### What you should do
Make an exact copy of the records that follow, with each picture omitted.

Data to examine: Begin

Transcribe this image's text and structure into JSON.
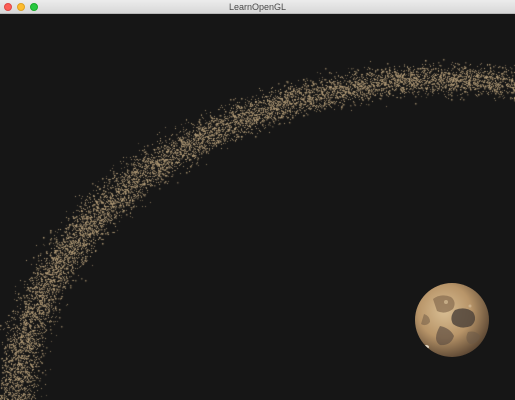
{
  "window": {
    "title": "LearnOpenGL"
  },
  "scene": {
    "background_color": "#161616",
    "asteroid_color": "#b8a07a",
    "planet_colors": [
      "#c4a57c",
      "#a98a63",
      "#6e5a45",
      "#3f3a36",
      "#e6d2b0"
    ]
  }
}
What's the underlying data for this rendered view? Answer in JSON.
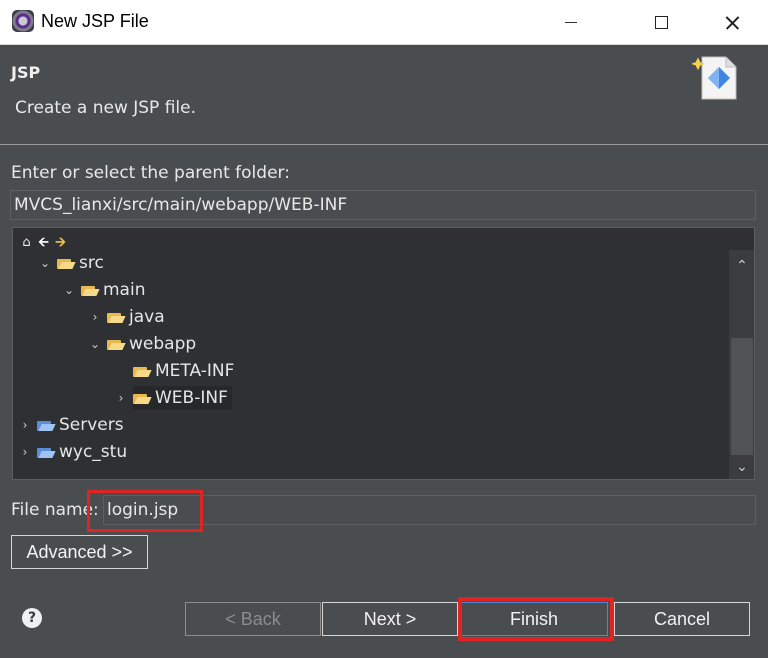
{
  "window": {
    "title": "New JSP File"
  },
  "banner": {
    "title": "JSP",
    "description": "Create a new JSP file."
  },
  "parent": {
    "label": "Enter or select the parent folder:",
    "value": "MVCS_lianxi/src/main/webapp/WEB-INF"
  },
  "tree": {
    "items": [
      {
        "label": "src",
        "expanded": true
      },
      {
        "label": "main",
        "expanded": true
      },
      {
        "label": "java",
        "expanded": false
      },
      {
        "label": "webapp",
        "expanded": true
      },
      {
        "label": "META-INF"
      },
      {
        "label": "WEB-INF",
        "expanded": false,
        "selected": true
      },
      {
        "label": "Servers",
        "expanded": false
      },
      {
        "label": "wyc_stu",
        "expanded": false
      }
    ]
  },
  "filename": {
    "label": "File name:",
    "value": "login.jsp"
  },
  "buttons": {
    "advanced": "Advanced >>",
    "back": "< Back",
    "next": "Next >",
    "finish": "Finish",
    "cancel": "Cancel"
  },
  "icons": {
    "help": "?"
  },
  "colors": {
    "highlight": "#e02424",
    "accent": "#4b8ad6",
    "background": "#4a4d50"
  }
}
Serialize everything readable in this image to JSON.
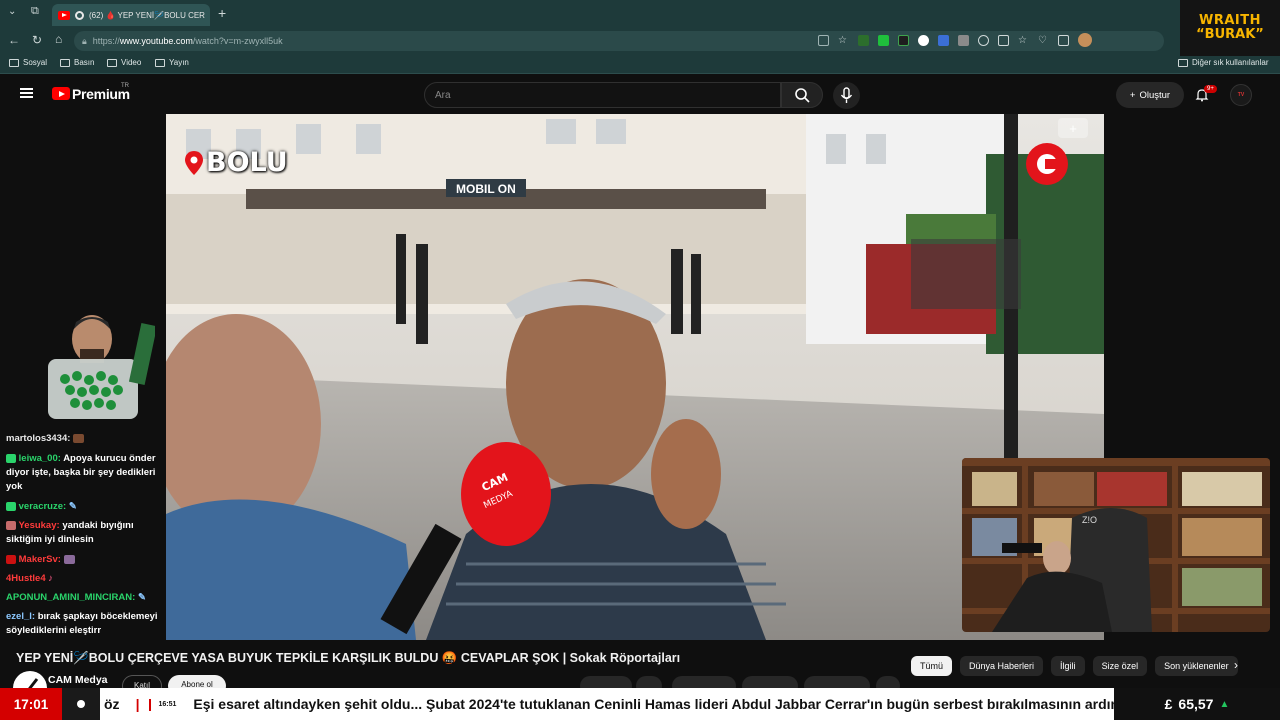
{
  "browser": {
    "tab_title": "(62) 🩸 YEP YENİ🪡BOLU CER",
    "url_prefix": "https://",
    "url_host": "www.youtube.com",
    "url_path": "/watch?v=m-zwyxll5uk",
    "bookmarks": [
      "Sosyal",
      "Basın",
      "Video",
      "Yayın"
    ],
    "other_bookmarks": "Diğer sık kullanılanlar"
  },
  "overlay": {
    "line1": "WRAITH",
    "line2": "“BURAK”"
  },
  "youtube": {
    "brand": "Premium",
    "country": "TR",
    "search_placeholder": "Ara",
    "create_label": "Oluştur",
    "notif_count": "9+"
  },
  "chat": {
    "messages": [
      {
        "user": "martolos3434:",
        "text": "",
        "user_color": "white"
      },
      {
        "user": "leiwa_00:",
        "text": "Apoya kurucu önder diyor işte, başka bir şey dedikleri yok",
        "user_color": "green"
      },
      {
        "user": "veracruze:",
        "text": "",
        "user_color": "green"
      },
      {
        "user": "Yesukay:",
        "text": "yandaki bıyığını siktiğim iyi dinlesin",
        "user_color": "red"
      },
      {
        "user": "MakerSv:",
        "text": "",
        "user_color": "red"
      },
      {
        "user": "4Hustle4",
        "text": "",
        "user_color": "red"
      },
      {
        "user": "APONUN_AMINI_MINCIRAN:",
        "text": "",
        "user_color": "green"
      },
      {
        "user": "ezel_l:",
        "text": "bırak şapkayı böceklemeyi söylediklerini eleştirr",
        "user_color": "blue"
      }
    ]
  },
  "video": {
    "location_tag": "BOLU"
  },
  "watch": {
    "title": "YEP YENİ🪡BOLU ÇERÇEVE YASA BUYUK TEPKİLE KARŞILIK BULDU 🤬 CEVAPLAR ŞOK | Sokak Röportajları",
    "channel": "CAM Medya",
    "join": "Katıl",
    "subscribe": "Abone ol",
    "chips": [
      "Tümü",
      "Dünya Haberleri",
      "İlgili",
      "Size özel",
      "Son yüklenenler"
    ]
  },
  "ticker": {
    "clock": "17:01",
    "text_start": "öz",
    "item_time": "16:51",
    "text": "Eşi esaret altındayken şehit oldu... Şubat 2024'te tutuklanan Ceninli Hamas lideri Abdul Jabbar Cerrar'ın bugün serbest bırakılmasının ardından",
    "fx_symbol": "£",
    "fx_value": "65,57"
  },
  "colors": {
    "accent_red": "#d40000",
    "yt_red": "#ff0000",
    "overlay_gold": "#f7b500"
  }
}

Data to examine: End

### Response to the exercise
Transcribe this image's text and structure into JSON.
{
  "window": {
    "title": "LearnOpenGL"
  },
  "scene": {
    "background_color": "#161616",
    "asteroid_color": "#b8a07a",
    "planet_colors": [
      "#c4a57c",
      "#a98a63",
      "#6e5a45",
      "#3f3a36",
      "#e6d2b0"
    ]
  }
}
What's the underlying data for this rendered view? Answer in JSON.
{
  "window": {
    "title": "New JSP File"
  },
  "banner": {
    "title": "JSP",
    "description": "Create a new JSP file."
  },
  "parent": {
    "label": "Enter or select the parent folder:",
    "value": "MVCS_lianxi/src/main/webapp/WEB-INF"
  },
  "tree": {
    "items": [
      {
        "label": "src",
        "expanded": true
      },
      {
        "label": "main",
        "expanded": true
      },
      {
        "label": "java",
        "expanded": false
      },
      {
        "label": "webapp",
        "expanded": true
      },
      {
        "label": "META-INF"
      },
      {
        "label": "WEB-INF",
        "expanded": false,
        "selected": true
      },
      {
        "label": "Servers",
        "expanded": false
      },
      {
        "label": "wyc_stu",
        "expanded": false
      }
    ]
  },
  "filename": {
    "label": "File name:",
    "value": "login.jsp"
  },
  "buttons": {
    "advanced": "Advanced >>",
    "back": "< Back",
    "next": "Next >",
    "finish": "Finish",
    "cancel": "Cancel"
  },
  "icons": {
    "help": "?"
  },
  "colors": {
    "highlight": "#e02424",
    "accent": "#4b8ad6",
    "background": "#4a4d50"
  }
}
Serialize everything readable in this image to JSON.
{
  "browser": {
    "tab_title": "(62) 🩸 YEP YENİ🪡BOLU CER",
    "url_prefix": "https://",
    "url_host": "www.youtube.com",
    "url_path": "/watch?v=m-zwyxll5uk",
    "bookmarks": [
      "Sosyal",
      "Basın",
      "Video",
      "Yayın"
    ],
    "other_bookmarks": "Diğer sık kullanılanlar"
  },
  "overlay": {
    "line1": "WRAITH",
    "line2": "“BURAK”"
  },
  "youtube": {
    "brand": "Premium",
    "country": "TR",
    "search_placeholder": "Ara",
    "create_label": "Oluştur",
    "notif_count": "9+"
  },
  "chat": {
    "messages": [
      {
        "user": "martolos3434:",
        "text": "",
        "user_color": "white"
      },
      {
        "user": "leiwa_00:",
        "text": "Apoya kurucu önder diyor işte, başka bir şey dedikleri yok",
        "user_color": "green"
      },
      {
        "user": "veracruze:",
        "text": "",
        "user_color": "green"
      },
      {
        "user": "Yesukay:",
        "text": "yandaki bıyığını siktiğim iyi dinlesin",
        "user_color": "red"
      },
      {
        "user": "MakerSv:",
        "text": "",
        "user_color": "red"
      },
      {
        "user": "4Hustle4",
        "text": "",
        "user_color": "red"
      },
      {
        "user": "APONUN_AMINI_MINCIRAN:",
        "text": "",
        "user_color": "green"
      },
      {
        "user": "ezel_l:",
        "text": "bırak şapkayı böceklemeyi söylediklerini eleştirr",
        "user_color": "blue"
      }
    ]
  },
  "video": {
    "location_tag": "BOLU"
  },
  "watch": {
    "title": "YEP YENİ🪡BOLU ÇERÇEVE YASA BUYUK TEPKİLE KARŞILIK BULDU 🤬 CEVAPLAR ŞOK | Sokak Röportajları",
    "channel": "CAM Medya",
    "join": "Katıl",
    "subscribe": "Abone ol",
    "chips": [
      "Tümü",
      "Dünya Haberleri",
      "İlgili",
      "Size özel",
      "Son yüklenenler"
    ]
  },
  "ticker": {
    "clock": "17:01",
    "text_start": "öz",
    "item_time": "16:51",
    "text": "Eşi esaret altındayken şehit oldu... Şubat 2024'te tutuklanan Ceninli Hamas lideri Abdul Jabbar Cerrar'ın bugün serbest bırakılmasının ardından",
    "fx_symbol": "£",
    "fx_value": "65,57"
  },
  "colors": {
    "accent_red": "#d40000",
    "yt_red": "#ff0000",
    "overlay_gold": "#f7b500"
  }
}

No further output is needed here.